Scroll down and click ‘Final Cut Pro.’
Change the alert style from Alerts to Banners. Instead of having to dismiss each alert, banners go away automatically.
Apple has updated iMovie 10.0.7 to provide context-specific haptic feedback for those using a Force Touch trackpad.
As part of their March 9, 2015 event Apple announced a new kind of trackpad for their MacBook computers. Instead of registering clicks using a switch, the new trackpad is able to recognise a range of pressures. The Force Touch trackpad can detect a light touch for when the user wants to move the cursor without clicking and dragging, a heavier touch for when the user wants to click or drag, and a heavier touch – a ‘force click’ – which is used for shortcuts.
As this new trackpad has no click switch, it is hard for users to know how hard they are pressing without physical feedback. They need to be able to feel the difference between moving the cursor, clicking a UI object and force touching a part of an application. The Force Touch trackpad includes a ‘Taptic Engine’ – tiny magnets that move the trackpad in such a way that they feel as if the trackpad has flexed downwards.
An Apple support document lists some examples of shortcuts accessible by force clicking:
As well as being able to simulate old physical trackpad features, the Taptic Engine can also provide physical feedback based on context:
Final Cut Pro X is my video editing application of choice. iMovie is a full version of Final Cut Pro X running an additional consumer UI. As Final Cut Pro X hasn’t been updated since December, iMovie’s use of the Force Touch trackpad is a preview of features I hope to see in the next version of Final Cut.
I visited an Apple Store in London to see how iMovie ‘felt’ on the new version of the 13″ MacBook Pro with Retina.
I tried two out of the three features mentioned in the support document. I couldn’t feel any ‘snapping’ as I moved a title to the start or finish of a clip.
When I dragged the clip to its maximum length I did feel a little bump. Without looking at the timeline and looking at the viewer, I could ‘feel’ the end of the clip.
This feature presages the ability for UI pixels to be ‘bumpy’ – for user to feel the texture of application UIs without having to look at where the cursor is. This means that seemingly textured software keyboards and control layouts will be able to be implemented on future trackpads, iPhones and iPads.
Perhaps we’ll look back and realise that the iOS 7 update removed borders from button because one day Apple user interfaces will be able to be felt as much as seen, and button text labels will feel more distinctive than button borders under our fingertips.

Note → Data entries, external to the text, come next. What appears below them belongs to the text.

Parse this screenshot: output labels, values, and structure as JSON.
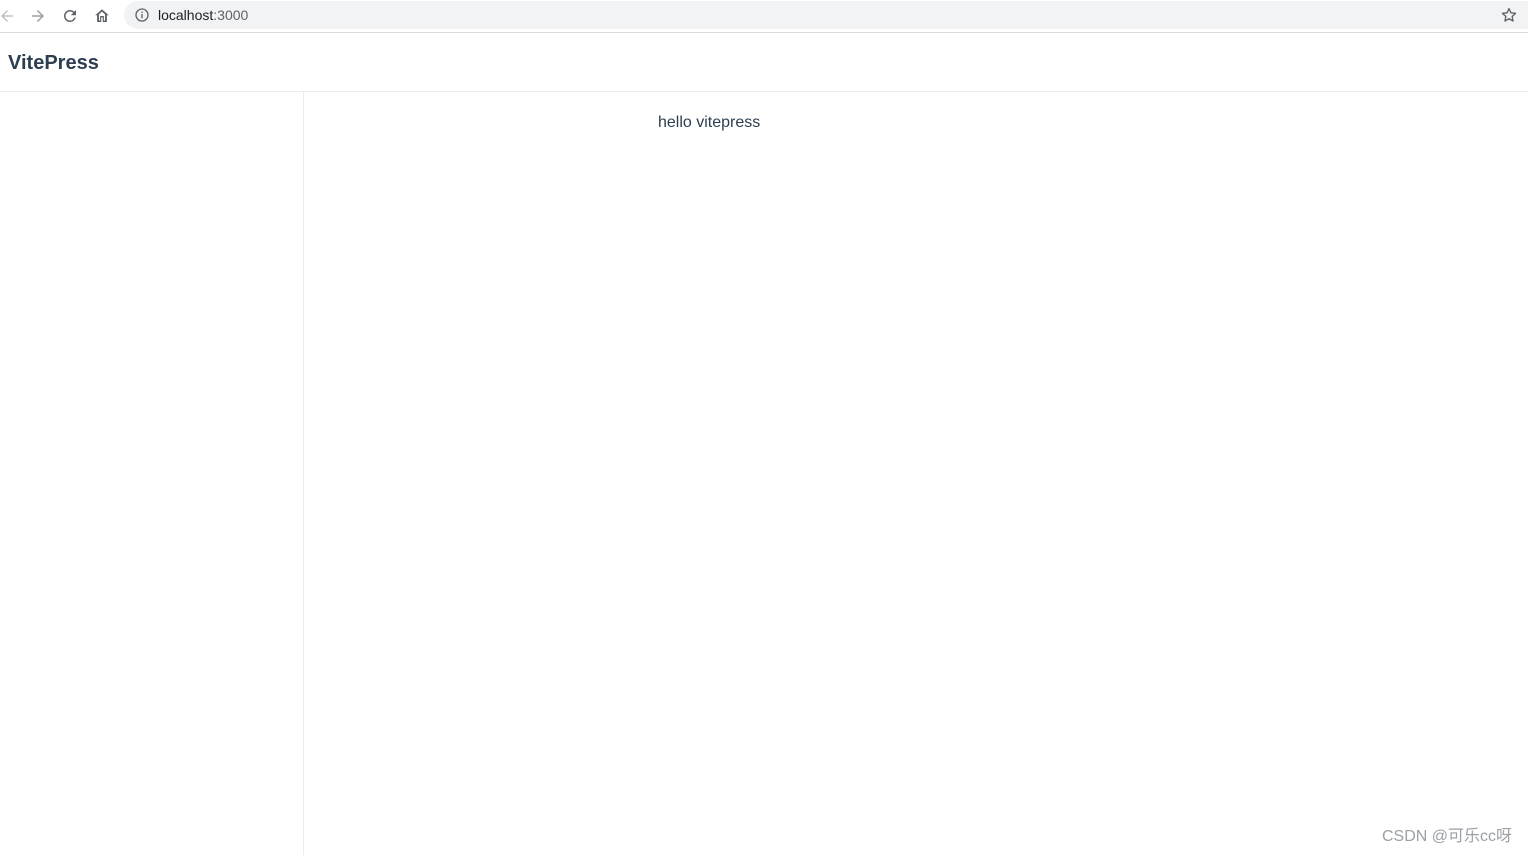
{
  "browser": {
    "url_host": "localhost",
    "url_port": ":3000"
  },
  "site": {
    "title": "VitePress"
  },
  "content": {
    "text": "hello vitepress"
  },
  "watermark": {
    "text": "CSDN @可乐cc呀"
  },
  "icons": {
    "back": "arrow-left-icon",
    "forward": "arrow-right-icon",
    "reload": "reload-icon",
    "home": "home-icon",
    "info": "info-icon",
    "bookmark": "star-icon"
  },
  "colors": {
    "text": "#2c3e50",
    "border": "#eaecef",
    "address_bar": "#f1f3f4"
  }
}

Film and video editing is an interesting UI problem: You need to look at the footage you are editing while you manipulate the clips that represent the footage in a timeline. That is why keyboard shortcuts are especially popular amongst video editors. No need to look at your mouse pointer the timeline as you manipulate clips – just press the keys that change the edit.
Once a complex timeline can be represented by a touch only UI, editing will go full-screen. The screen will show footage only while the editor will be able to feel the edits as the story plays out.Read more
At the same moment Apple were launching the Apple Watch and the 2015 MacBook, they quietly updated iMovie.
As well as the features listed here, 10.0.7 also updates the format for iMovie libraries. Once you open an old library with 10.0.7, it will not open in earlier versions.
Here are the new buttons added below the viewer:
Within the application there are a few bits of text not found in 10.0.6:
A tooltip explaining the new Photos features:
Choose to view projects, albums, and more from your Photos Library
Instructions to deal with errors:
Select a local storage device or SAN.
Select a local storage device.
Copy the document to a local storage device or SAN, then try again.
Copy the document to a local storage device, then try again.
This document cannot be opened from iCloud Drive.
This document cannot be saved to iCloud Drive.